____ Extracted records

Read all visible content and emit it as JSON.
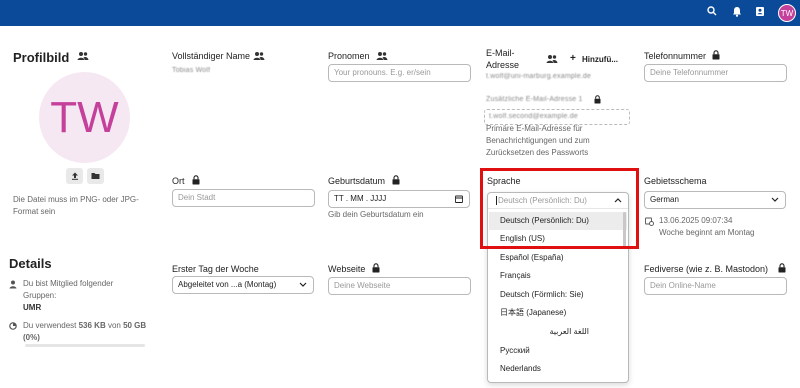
{
  "topbar": {
    "search_icon": "search-icon",
    "bell_icon": "bell-icon",
    "contacts_icon": "contacts-icon",
    "avatar_initials": "TW"
  },
  "profile_picture": {
    "title": "Profilbild",
    "avatar_initials": "TW",
    "hint": "Die Datei muss im PNG- oder JPG-Format sein"
  },
  "details": {
    "title": "Details",
    "groups_text": "Du bist Mitglied folgender Gruppen:",
    "group_name": "UMR",
    "usage_prefix": "Du verwendest ",
    "usage_used": "536 KB",
    "usage_mid": " von ",
    "usage_total": "50 GB",
    "usage_percent": "(0%)",
    "usage_fraction": 0
  },
  "full_name": {
    "label": "Vollständiger Name",
    "value": "Tobias Wolf"
  },
  "pronouns": {
    "label": "Pronomen",
    "placeholder": "Your pronouns. E.g. er/sein"
  },
  "email": {
    "label": "E-Mail-Adresse",
    "add_label": "Hinzufü...",
    "value1": "t.wolf@uni-marburg.example.de",
    "value2": "Zusätzliche E-Mail-Adresse 1",
    "value3": "t.wolf.second@example.de",
    "hint": "Primäre E-Mail-Adresse für Benachrichtigungen und zum Zurücksetzen des Passworts"
  },
  "phone": {
    "label": "Telefonnummer",
    "placeholder": "Deine Telefonnummer"
  },
  "location": {
    "label": "Ort",
    "placeholder": "Dein Stadt"
  },
  "birthdate": {
    "label": "Geburtsdatum",
    "value": "TT . MM . JJJJ",
    "hint": "Gib dein Geburtsdatum ein"
  },
  "language": {
    "label": "Sprache",
    "selected": "Deutsch (Persönlich: Du)",
    "options": [
      "Deutsch (Persönlich: Du)",
      "English (US)",
      "Español (España)",
      "Français",
      "Deutsch (Förmlich: Sie)",
      "日本語 (Japanese)",
      "اللغة العربية",
      "Русский",
      "Nederlands"
    ]
  },
  "locale": {
    "label": "Gebietsschema",
    "value": "German",
    "time": "13.06.2025 09:07:34",
    "week_start": "Woche beginnt am Montag"
  },
  "first_day": {
    "label": "Erster Tag der Woche",
    "value": "Abgeleitet von ...a (Montag)"
  },
  "website": {
    "label": "Webseite",
    "placeholder": "Deine Webseite"
  },
  "fediverse": {
    "label": "Fediverse (wie z. B. Mastodon)",
    "placeholder": "Dein Online-Name"
  },
  "colors": {
    "topbar": "#0a4a99",
    "avatar": "#c4409b",
    "highlight": "#e01010"
  }
}
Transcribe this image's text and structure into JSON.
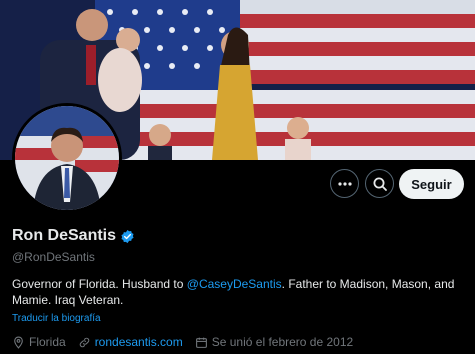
{
  "profile": {
    "display_name": "Ron DeSantis",
    "handle": "@RonDeSantis",
    "verified_badge": "verified-badge-icon",
    "bio_part1": "Governor of Florida. Husband to ",
    "bio_mention": "@CaseyDeSantis",
    "bio_part2": ". Father to Madison, Mason, and Mamie. Iraq Veteran.",
    "translate_link": "Traducir la biografía",
    "location": "Florida",
    "website": "rondesantis.com",
    "joined": "Se unió el febrero de 2012"
  },
  "actions": {
    "more_icon": "more-options-icon",
    "search_icon": "search-icon",
    "follow_label": "Seguir"
  },
  "colors": {
    "background": "#000000",
    "accent": "#1d9bf0",
    "secondary_text": "#71767b",
    "follow_button_bg": "#eff3f4"
  }
}
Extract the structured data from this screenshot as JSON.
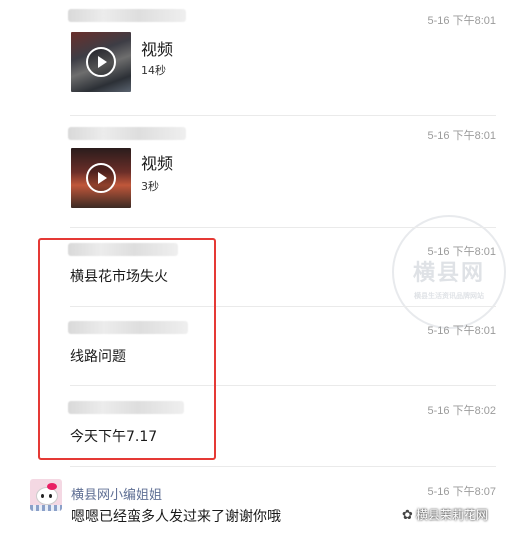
{
  "messages": [
    {
      "time": "5-16 下午8:01",
      "type": "video",
      "video_title": "视频",
      "duration": "14秒"
    },
    {
      "time": "5-16 下午8:01",
      "type": "video",
      "video_title": "视频",
      "duration": "3秒"
    },
    {
      "time": "5-16 下午8:01",
      "type": "text",
      "text": "横县花市场失火"
    },
    {
      "time": "5-16 下午8:01",
      "type": "text",
      "text": "线路问题"
    },
    {
      "time": "5-16 下午8:02",
      "type": "text",
      "text": "今天下午7.17"
    }
  ],
  "reply": {
    "author": "横县网小编姐姐",
    "time": "5-16 下午8:07",
    "text": "嗯嗯已经蛮多人发过来了谢谢你哦",
    "avatar_icon": "hello-kitty-avatar"
  },
  "watermark": {
    "big": "横县网",
    "small": "横县生活资讯品牌网站"
  },
  "footer": {
    "icon": "wechat-icon",
    "label": "横县茉莉花网"
  },
  "colors": {
    "highlight_box": "#e53935",
    "author_name": "#5f6f94",
    "timestamp": "#9b9b9b"
  }
}
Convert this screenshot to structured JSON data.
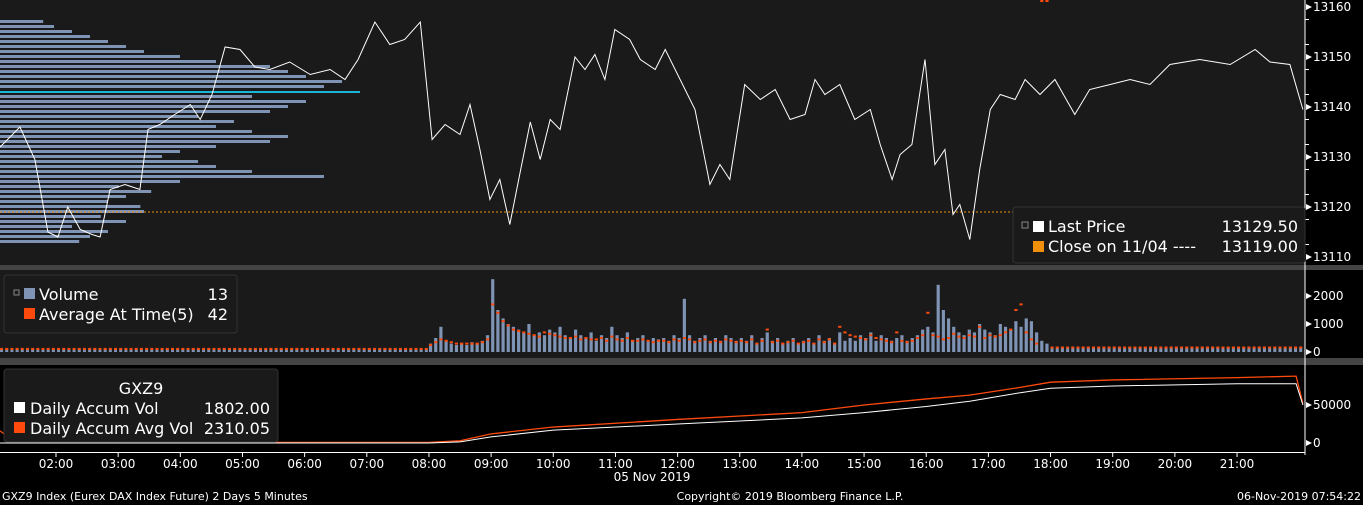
{
  "chart_data": [
    {
      "type": "line",
      "title": "GXZ9 Index (Eurex DAX Index Future) 2 Days 5 Minutes",
      "ylim": [
        13108,
        13162
      ],
      "yticks": [
        13110,
        13120,
        13130,
        13140,
        13150,
        13160
      ],
      "legend": [
        {
          "label": "Last Price",
          "value": "13129.50",
          "color": "#ffffff"
        },
        {
          "label": "Close on 11/04 ----",
          "value": "13119.00",
          "color": "#f0900a"
        }
      ],
      "close_prev": 13119,
      "price": {
        "t": [
          1.1,
          1.42,
          1.66,
          1.87,
          2.03,
          2.19,
          2.39,
          2.58,
          2.71,
          2.87,
          3.11,
          3.35,
          3.48,
          3.67,
          3.91,
          4.16,
          4.32,
          4.51,
          4.72,
          4.96,
          5.2,
          5.44,
          5.76,
          6.09,
          6.41,
          6.65,
          6.86,
          7.13,
          7.37,
          7.61,
          7.86,
          8.05,
          8.26,
          8.5,
          8.66,
          8.82,
          8.98,
          9.14,
          9.3,
          9.46,
          9.63,
          9.79,
          9.95,
          10.11,
          10.35,
          10.51,
          10.67,
          10.83,
          10.99,
          11.23,
          11.4,
          11.64,
          11.8,
          12.04,
          12.28,
          12.52,
          12.68,
          12.84,
          13.08,
          13.33,
          13.57,
          13.81,
          14.05,
          14.21,
          14.37,
          14.61,
          14.85,
          15.1,
          15.26,
          15.45,
          15.58,
          15.77,
          15.98,
          16.14,
          16.3,
          16.43,
          16.54,
          16.7,
          16.86,
          17.03,
          17.19,
          17.43,
          17.59,
          17.83,
          18.07,
          18.39,
          18.63,
          18.96,
          19.28,
          19.6,
          19.92,
          20.4,
          20.89,
          21.29,
          21.53,
          21.85,
          22.06
        ],
        "v": [
          13132,
          13136,
          13129.5,
          13115,
          13114,
          13120,
          13115.5,
          13114.5,
          13114,
          13123.5,
          13124.5,
          13123.5,
          13135.5,
          13136.5,
          13138.5,
          13140.5,
          13137.5,
          13142.5,
          13152,
          13151.5,
          13148,
          13147.5,
          13149,
          13146.5,
          13147.5,
          13145.5,
          13149.5,
          13157,
          13152.5,
          13153.5,
          13157,
          13133.5,
          13136.5,
          13134.5,
          13140.5,
          13131.5,
          13121.5,
          13125.5,
          13116.5,
          13126.5,
          13137,
          13129.5,
          13137.5,
          13135.5,
          13150,
          13147.5,
          13150.5,
          13145.5,
          13155.5,
          13153.5,
          13149.5,
          13147.5,
          13151.5,
          13145.5,
          13139.5,
          13124.5,
          13128.5,
          13125.5,
          13144.5,
          13141.5,
          13143.5,
          13137.5,
          13138.5,
          13145.5,
          13142.5,
          13144.5,
          13137.5,
          13139.5,
          13132.5,
          13125.5,
          13130.5,
          13132.5,
          13149.5,
          13128.5,
          13131.5,
          13118.5,
          13120.5,
          13113.5,
          13127.5,
          13139.5,
          13142.5,
          13141.5,
          13145.5,
          13142.5,
          13145.5,
          13138.5,
          13143.5,
          13144.5,
          13145.5,
          13144.5,
          13148.5,
          13149.5,
          13148.5,
          13151.5,
          13149,
          13148.5,
          13139.5
        ]
      },
      "volume_profile": {
        "from": 13113,
        "step": 1,
        "poc": 13143,
        "rel": [
          0.22,
          0.25,
          0.3,
          0.2,
          0.35,
          0.28,
          0.4,
          0.39,
          0.3,
          0.35,
          0.42,
          0.33,
          0.5,
          0.9,
          0.7,
          0.6,
          0.55,
          0.45,
          0.5,
          0.6,
          0.75,
          0.8,
          0.7,
          0.6,
          0.65,
          0.55,
          0.75,
          0.8,
          0.85,
          0.7,
          1.0,
          0.9,
          0.95,
          0.85,
          0.8,
          0.75,
          0.6,
          0.5,
          0.4,
          0.35,
          0.3,
          0.25,
          0.2,
          0.15,
          0.12
        ]
      }
    },
    {
      "type": "bar",
      "ylim": [
        -300,
        2800
      ],
      "yticks": [
        0,
        1000,
        2000
      ],
      "legend": [
        {
          "label": "Volume",
          "value": "13",
          "color": "#7f93b4"
        },
        {
          "label": "Average At Time(5)",
          "value": "42",
          "color": "#ff4a0d"
        }
      ],
      "pre_session_level": 110,
      "post_session_level": 160,
      "session_start": 8.0,
      "bar_minutes": 5,
      "volume": [
        300,
        500,
        900,
        400,
        300,
        250,
        300,
        250,
        350,
        300,
        400,
        600,
        2600,
        1500,
        1200,
        1000,
        900,
        800,
        700,
        1000,
        600,
        700,
        600,
        800,
        700,
        900,
        600,
        500,
        800,
        600,
        500,
        700,
        400,
        600,
        500,
        900,
        600,
        500,
        700,
        400,
        500,
        600,
        400,
        500,
        450,
        500,
        400,
        600,
        500,
        1900,
        600,
        400,
        500,
        600,
        400,
        500,
        400,
        600,
        500,
        400,
        500,
        400,
        600,
        300,
        500,
        700,
        400,
        500,
        300,
        400,
        500,
        300,
        400,
        500,
        300,
        600,
        400,
        500,
        300,
        700,
        400,
        500,
        400,
        600,
        500,
        700,
        400,
        600,
        500,
        400,
        500,
        600,
        400,
        500,
        600,
        800,
        900,
        700,
        2400,
        1500,
        1200,
        900,
        700,
        600,
        800,
        700,
        1000,
        800,
        700,
        600,
        1000,
        900,
        800,
        1100,
        900,
        1200,
        1100,
        700,
        400,
        300
      ],
      "avg": [
        250,
        350,
        450,
        400,
        350,
        300,
        300,
        300,
        300,
        300,
        350,
        450,
        1700,
        1400,
        1100,
        950,
        800,
        750,
        700,
        650,
        600,
        550,
        700,
        650,
        600,
        550,
        500,
        500,
        550,
        450,
        500,
        450,
        450,
        500,
        400,
        550,
        450,
        400,
        500,
        400,
        400,
        450,
        400,
        350,
        400,
        400,
        350,
        450,
        400,
        500,
        450,
        350,
        400,
        450,
        350,
        400,
        350,
        450,
        400,
        350,
        400,
        350,
        450,
        300,
        400,
        800,
        350,
        400,
        300,
        350,
        400,
        300,
        350,
        400,
        300,
        450,
        350,
        450,
        300,
        900,
        700,
        600,
        550,
        500,
        450,
        600,
        500,
        450,
        400,
        350,
        700,
        400,
        350,
        400,
        500,
        600,
        1400,
        600,
        550,
        450,
        500,
        650,
        550,
        500,
        600,
        550,
        900,
        500,
        600,
        550,
        600,
        700,
        800,
        1500,
        1700,
        700,
        450,
        300
      ]
    },
    {
      "type": "line",
      "ylim": [
        -10000,
        95000
      ],
      "yticks": [
        0,
        50000
      ],
      "title": "GXZ9",
      "legend": [
        {
          "label": "Daily Accum Vol",
          "value": "1802.00",
          "color": "#ffffff"
        },
        {
          "label": "Daily Accum Avg Vol",
          "value": "2310.05",
          "color": "#ff4a0d"
        }
      ],
      "accum": {
        "t": [
          1.1,
          1.35,
          8.0,
          8.5,
          9.0,
          10.0,
          12.0,
          14.0,
          15.0,
          16.0,
          16.7,
          17.5,
          18.0,
          19.0,
          21.0,
          21.95,
          22.06
        ],
        "vol": [
          0,
          0,
          0,
          1500,
          8000,
          17000,
          25000,
          33000,
          40000,
          48000,
          55000,
          66000,
          72000,
          75000,
          78000,
          78000,
          50000
        ],
        "avg": [
          16000,
          800,
          800,
          3000,
          12000,
          21000,
          31000,
          40000,
          50000,
          58000,
          63000,
          73000,
          80000,
          83000,
          86000,
          88000,
          52000
        ]
      }
    }
  ],
  "xaxis": {
    "ticks": [
      "02:00",
      "03:00",
      "04:00",
      "05:00",
      "06:00",
      "07:00",
      "08:00",
      "09:00",
      "10:00",
      "11:00",
      "12:00",
      "13:00",
      "14:00",
      "15:00",
      "16:00",
      "17:00",
      "18:00",
      "19:00",
      "20:00",
      "21:00"
    ],
    "date": "05 Nov 2019"
  },
  "footer": {
    "left": "GXZ9 Index (Eurex DAX Index Future) 2 Days 5 Minutes",
    "center": "Copyright© 2019 Bloomberg Finance L.P.",
    "right": "06-Nov-2019 07:54:22"
  }
}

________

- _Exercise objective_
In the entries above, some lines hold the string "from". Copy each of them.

- _Answer for the task_
Extract the structured data from this screenshot as JSON.
        "from": 13113,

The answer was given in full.